#### [YOUR ASSIGNMENT]
Tally the lines in these records that hold the string "IAFI", and reply with the number alone.

====== RECORDED DATA ======

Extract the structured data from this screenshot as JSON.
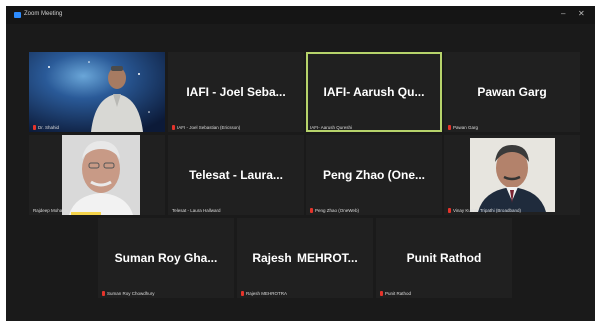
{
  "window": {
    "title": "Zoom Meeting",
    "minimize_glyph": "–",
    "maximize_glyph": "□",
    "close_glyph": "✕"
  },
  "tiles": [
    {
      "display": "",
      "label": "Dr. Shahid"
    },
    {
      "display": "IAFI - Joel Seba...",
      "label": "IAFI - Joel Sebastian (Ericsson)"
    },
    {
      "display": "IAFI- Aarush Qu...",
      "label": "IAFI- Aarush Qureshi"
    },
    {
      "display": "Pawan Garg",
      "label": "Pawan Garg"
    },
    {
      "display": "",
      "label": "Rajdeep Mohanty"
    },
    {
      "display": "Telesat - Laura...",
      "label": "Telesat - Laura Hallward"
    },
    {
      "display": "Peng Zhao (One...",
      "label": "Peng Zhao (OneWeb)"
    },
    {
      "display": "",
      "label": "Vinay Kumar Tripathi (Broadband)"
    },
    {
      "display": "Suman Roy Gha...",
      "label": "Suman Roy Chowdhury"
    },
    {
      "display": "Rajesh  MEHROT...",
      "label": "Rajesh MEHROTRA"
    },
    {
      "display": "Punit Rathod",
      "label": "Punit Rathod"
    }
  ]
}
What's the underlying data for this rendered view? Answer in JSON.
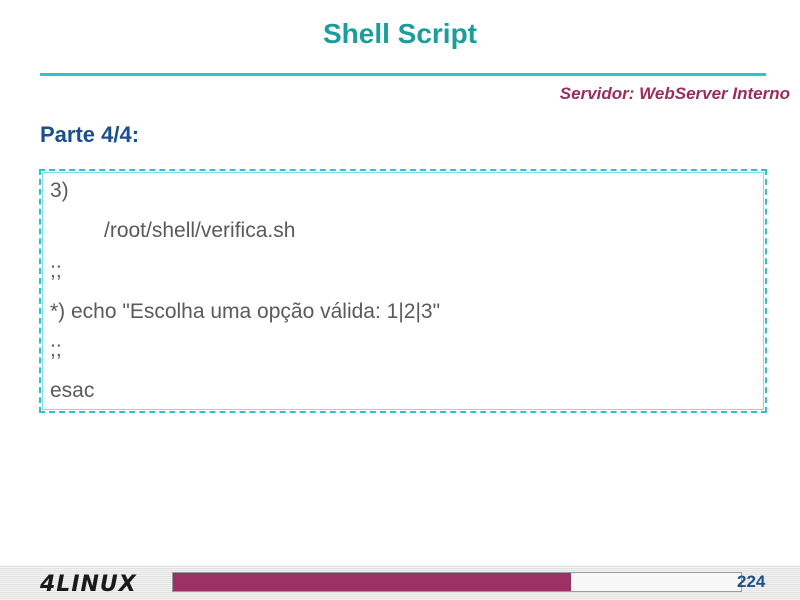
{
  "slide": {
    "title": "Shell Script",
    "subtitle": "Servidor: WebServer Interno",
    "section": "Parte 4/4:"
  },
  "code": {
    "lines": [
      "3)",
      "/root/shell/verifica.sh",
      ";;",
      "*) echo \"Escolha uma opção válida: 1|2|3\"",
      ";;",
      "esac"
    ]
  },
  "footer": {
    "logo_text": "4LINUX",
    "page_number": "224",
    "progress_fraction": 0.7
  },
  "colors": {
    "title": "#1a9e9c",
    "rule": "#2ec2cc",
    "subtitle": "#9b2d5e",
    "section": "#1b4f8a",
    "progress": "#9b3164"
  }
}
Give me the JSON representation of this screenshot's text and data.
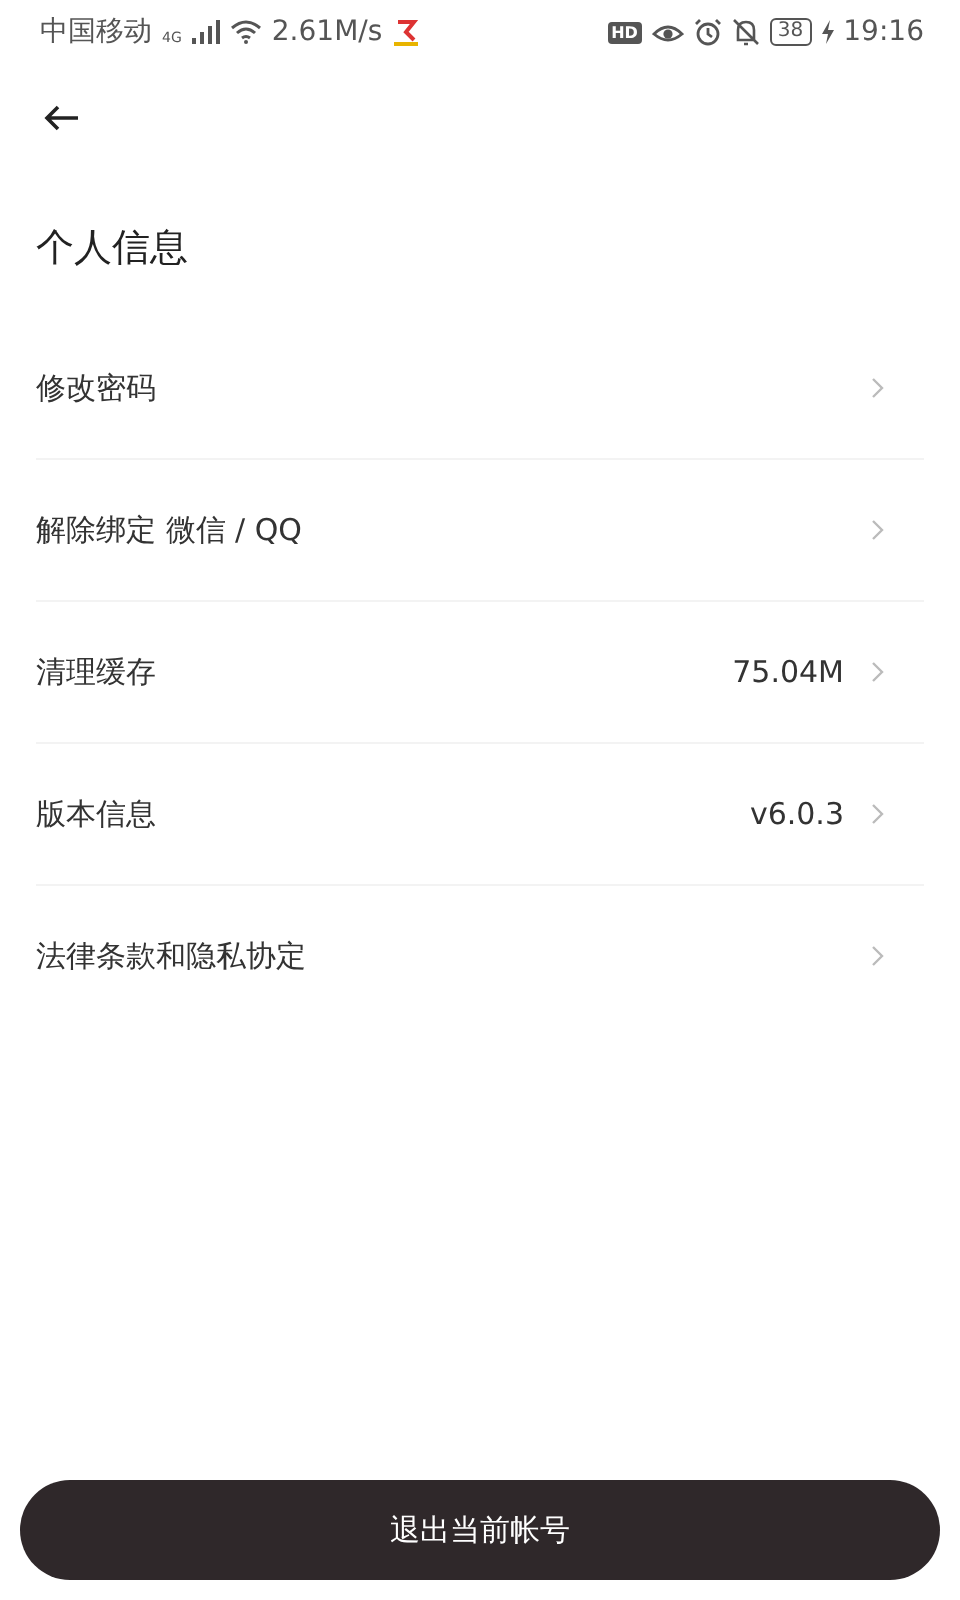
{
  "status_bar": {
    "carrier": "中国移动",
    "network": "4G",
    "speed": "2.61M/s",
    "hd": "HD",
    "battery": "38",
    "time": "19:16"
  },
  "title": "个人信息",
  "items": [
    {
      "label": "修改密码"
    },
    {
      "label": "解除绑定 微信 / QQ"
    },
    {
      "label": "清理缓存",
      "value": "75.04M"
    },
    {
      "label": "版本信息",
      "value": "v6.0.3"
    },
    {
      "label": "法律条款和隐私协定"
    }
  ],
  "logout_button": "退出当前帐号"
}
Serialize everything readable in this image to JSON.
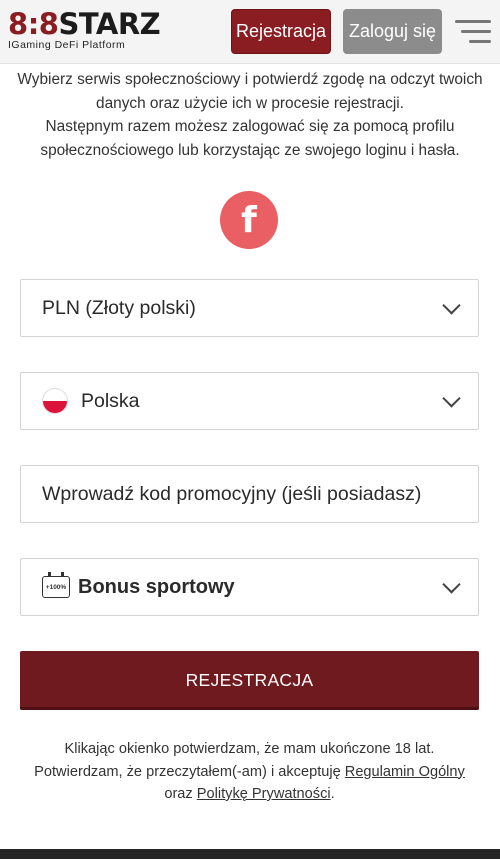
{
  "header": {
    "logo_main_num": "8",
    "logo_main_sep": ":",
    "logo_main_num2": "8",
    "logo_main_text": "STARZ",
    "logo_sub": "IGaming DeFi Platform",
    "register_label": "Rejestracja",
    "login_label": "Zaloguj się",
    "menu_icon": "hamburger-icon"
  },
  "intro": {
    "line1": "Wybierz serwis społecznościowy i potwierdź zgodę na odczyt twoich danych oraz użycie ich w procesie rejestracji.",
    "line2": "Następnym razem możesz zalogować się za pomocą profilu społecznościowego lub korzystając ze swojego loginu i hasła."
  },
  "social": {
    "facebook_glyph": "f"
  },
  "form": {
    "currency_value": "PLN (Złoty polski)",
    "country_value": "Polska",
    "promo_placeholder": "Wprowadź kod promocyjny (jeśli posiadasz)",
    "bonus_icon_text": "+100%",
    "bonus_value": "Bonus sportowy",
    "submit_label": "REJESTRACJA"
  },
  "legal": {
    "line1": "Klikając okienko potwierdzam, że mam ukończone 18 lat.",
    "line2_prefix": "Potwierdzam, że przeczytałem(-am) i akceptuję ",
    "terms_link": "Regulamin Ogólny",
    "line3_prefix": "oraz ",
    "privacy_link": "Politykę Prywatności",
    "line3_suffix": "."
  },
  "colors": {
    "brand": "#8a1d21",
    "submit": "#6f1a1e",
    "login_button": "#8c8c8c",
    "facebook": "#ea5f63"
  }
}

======

#### [EXERCISE RESULT]
4